At the same time, say sources close to Potanin, he did not believe until the last moment that Mikhail Prokhorov would sell his blocking package in Norilsk Nickel to Rusal. As soon as that deal was closed, Rusal announced that it would begin a merger with Norilsk, and without the participation of Metalloinvest. The management of Norilsk close to Potanin had already declared consolidation with Metalloinvest an alternative to merger with Rusal. Klishas told Kommersant that, on Friday, he called a meeting of the board of directors for tomorrow to discuss Udokan. Sources close to Interros say that the project with Usmanov and Chemezov is “interesting” and the alliance is “possible.” Metalloinvest representatives did not answer their phones yesterday.
The creation of a consortium with Rostekhnologia would ensure Potanin and Usmanov additional support in the fight with Rusal. At the end of last week, on the day the deal with Rusal was announced, both Potanin and Prokhorov met with Putin. Sources familiar with the details of those conversations say that the new Udokan consortium was discussed. “After the story with Rusal, Vladimir Potanin will not sit with his hands folded. He has to protect himself,” comments Kirill Chuiko of Uralsib, who added that, if they are unable to come to an agreement, “they will have to fight it out to the end, including with their political connections.”
How Big Business Divided up Metallurgy
In 1995, affiliates of Vladimir Potanin's Interros acquired at a loans-for-shares auction 15 percent of Novolipetsk Steel, which was controlled by company chairman Vladimir Lisin. In 2000, Lisin bought shares from the Cherny brother Trans World Group, raising his share to 34 percent, with the intention of raising his share to the controlling level. In the course of the battle for control over Novolipetsk Steel between Interros and the company's executives, it was prevented from issuing additional stock and a number of its assets were sold. In 2002, Interros sold its shares to Lisin.

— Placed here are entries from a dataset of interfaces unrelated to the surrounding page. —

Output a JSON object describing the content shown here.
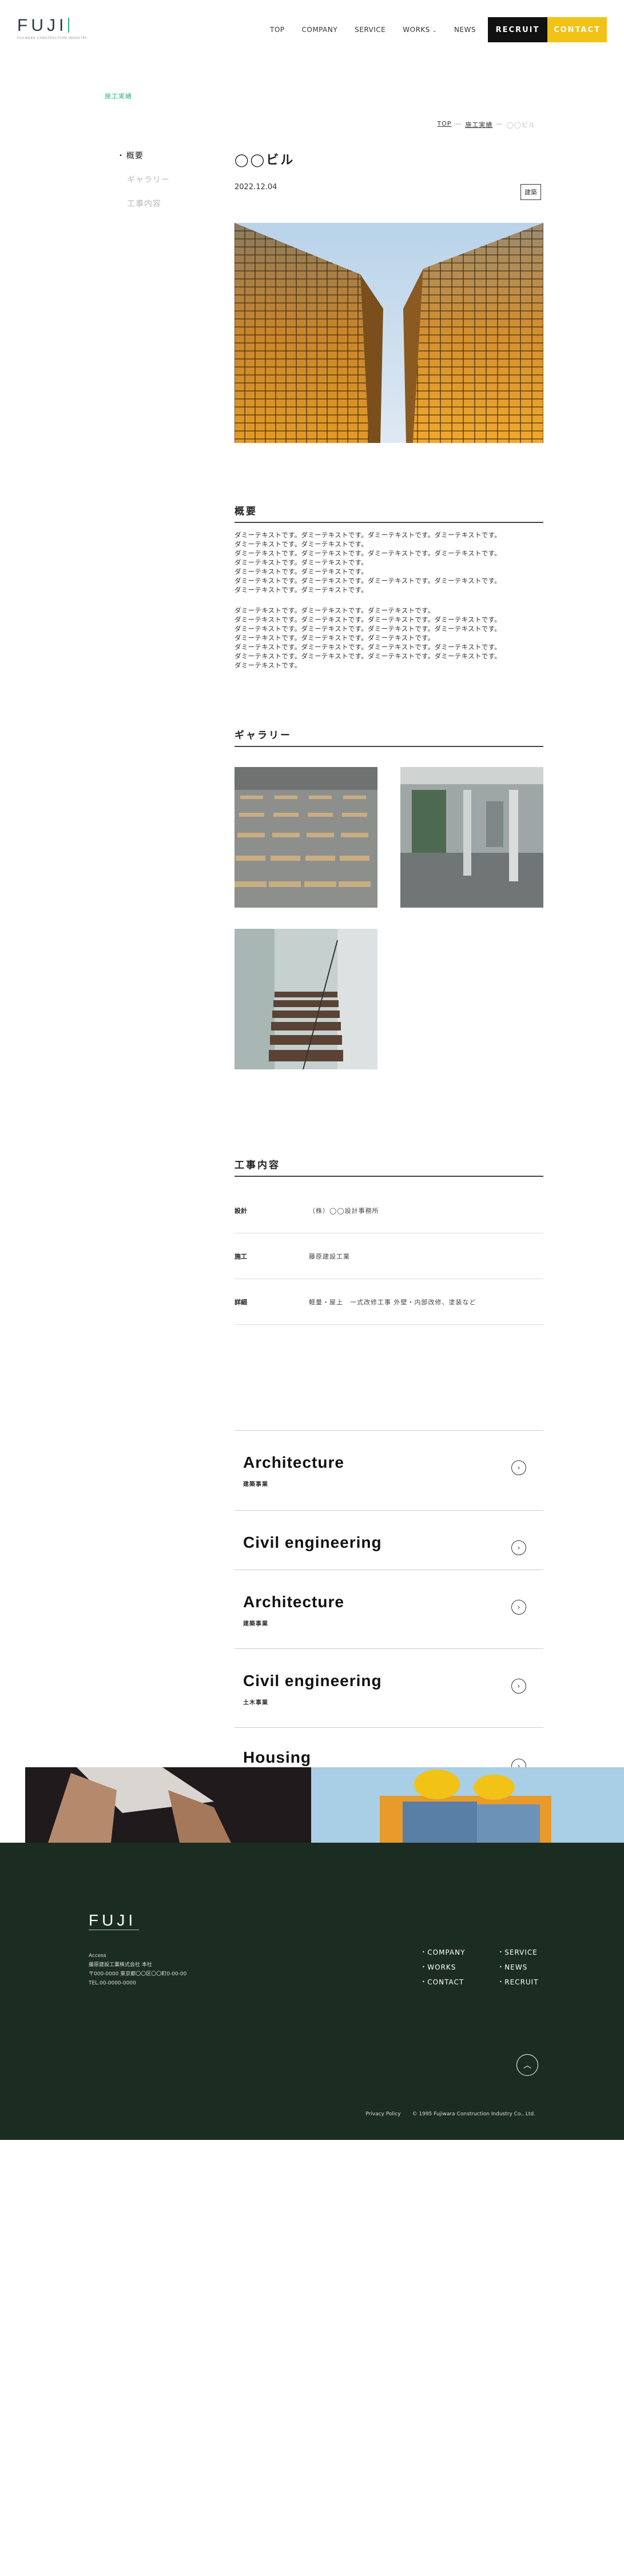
{
  "header": {
    "logo": "FUJI",
    "logo_sub": "FUJIWARA CONSTRUCTION INDUSTRY",
    "nav": [
      "TOP",
      "COMPANY",
      "SERVICE",
      "WORKS",
      "NEWS"
    ],
    "recruit": "RECRUIT",
    "contact": "CONTACT"
  },
  "page_heading": "施工実績",
  "breadcrumb": {
    "top": "TOP",
    "sep": "—",
    "parent": "施工実績",
    "current": "◯◯ビル"
  },
  "sidebar": [
    "概要",
    "ギャラリー",
    "工事内容"
  ],
  "post": {
    "title": "◯◯ビル",
    "date": "2022.12.04",
    "tag": "建築"
  },
  "overview": {
    "title": "概要",
    "para1": [
      "ダミーテキストです。ダミーテキストです。ダミーテキストです。ダミーテキストです。",
      "ダミーテキストです。ダミーテキストです。",
      "ダミーテキストです。ダミーテキストです。ダミーテキストです。ダミーテキストです。",
      "ダミーテキストです。ダミーテキストです。",
      "ダミーテキストです。ダミーテキストです。",
      "ダミーテキストです。ダミーテキストです。ダミーテキストです。ダミーテキストです。",
      "ダミーテキストです。ダミーテキストです。"
    ],
    "para2": [
      "ダミーテキストです。ダミーテキストです。ダミーテキストです。",
      "ダミーテキストです。ダミーテキストです。ダミーテキストです。ダミーテキストです。",
      "ダミーテキストです。ダミーテキストです。ダミーテキストです。ダミーテキストです。",
      "ダミーテキストです。ダミーテキストです。ダミーテキストです。",
      "ダミーテキストです。ダミーテキストです。ダミーテキストです。ダミーテキストです。",
      "ダミーテキストです。ダミーテキストです。ダミーテキストです。ダミーテキストです。",
      "ダミーテキストです。"
    ]
  },
  "gallery": {
    "title": "ギャラリー"
  },
  "details": {
    "title": "工事内容",
    "rows": [
      {
        "label": "設計",
        "value": "（株）◯◯設計事務所"
      },
      {
        "label": "施工",
        "value": "藤原建設工業"
      },
      {
        "label": "詳細",
        "value": "軽量・屋上　一式改修工事 外壁・内部改修、塗装など"
      }
    ]
  },
  "services": [
    {
      "title": "Architecture",
      "sub": "建築事業"
    },
    {
      "title": "Civil engineering",
      "sub": ""
    },
    {
      "title": "Architecture",
      "sub": "建築事業"
    },
    {
      "title": "Civil engineering",
      "sub": "土木事業"
    },
    {
      "title": "Housing",
      "sub": ""
    }
  ],
  "footer": {
    "logo": "FUJI",
    "address": [
      "Access",
      "藤原建設工業株式会社 本社",
      "〒000-0000 東京都〇〇区〇〇町0-00-00",
      "TEL.00-0000-0000"
    ],
    "links": [
      "COMPANY",
      "SERVICE",
      "WORKS",
      "NEWS",
      "CONTACT",
      "RECRUIT"
    ],
    "privacy": "Privacy Policy",
    "copyright": "© 1995 Fujiwara Construction Industry Co., Ltd."
  }
}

In the latter half of the 1990s, there was a significant redistribution of assets in the Russian aluminum industry. In 1997, Oleg Deripaska, jointly with Trans World Group, which controlled the Sayansky Aluminum Plant, began to take steps to squeeze its partner out of the business. At the beginning of 1998, as a result of a stock issue, reduced Trans World Group's share to 15 percent. All efforts to challenge those actions in court were unsuccessful. At the beginning of 2000, Trans World Group sold its shares in the Krasnoyarsk and Bratsk Aluminum Plants and Achinsk Alumina Refinery to structures affiliated with Roman Abramovich. He also acquired the Novokuznetsk Aluminum Plant from Mikhail Zhivilo's MIKOM after outside management was imposed there by the court. In March 2000, Deripaska and Abramovich created Rusal, Russia's largest holding from those main assets.
In 1998, a battle began between its general director Viktor Rashnikov and owner of Ural Mining and Metallurgy Co. Iskander Makhmudov for control of Magnitogorsk Iron and Steel Works. To protect himself from those attempts, Rashnikov transferred part of the shares he controlled to Magnitogorsk subsidiaries. The conflict was ended decisively only in 2007. By that time, Rashnikov had consolidated control over 87 percent of the enterprise.
All the Article in Russian as of Apr. 28, 2008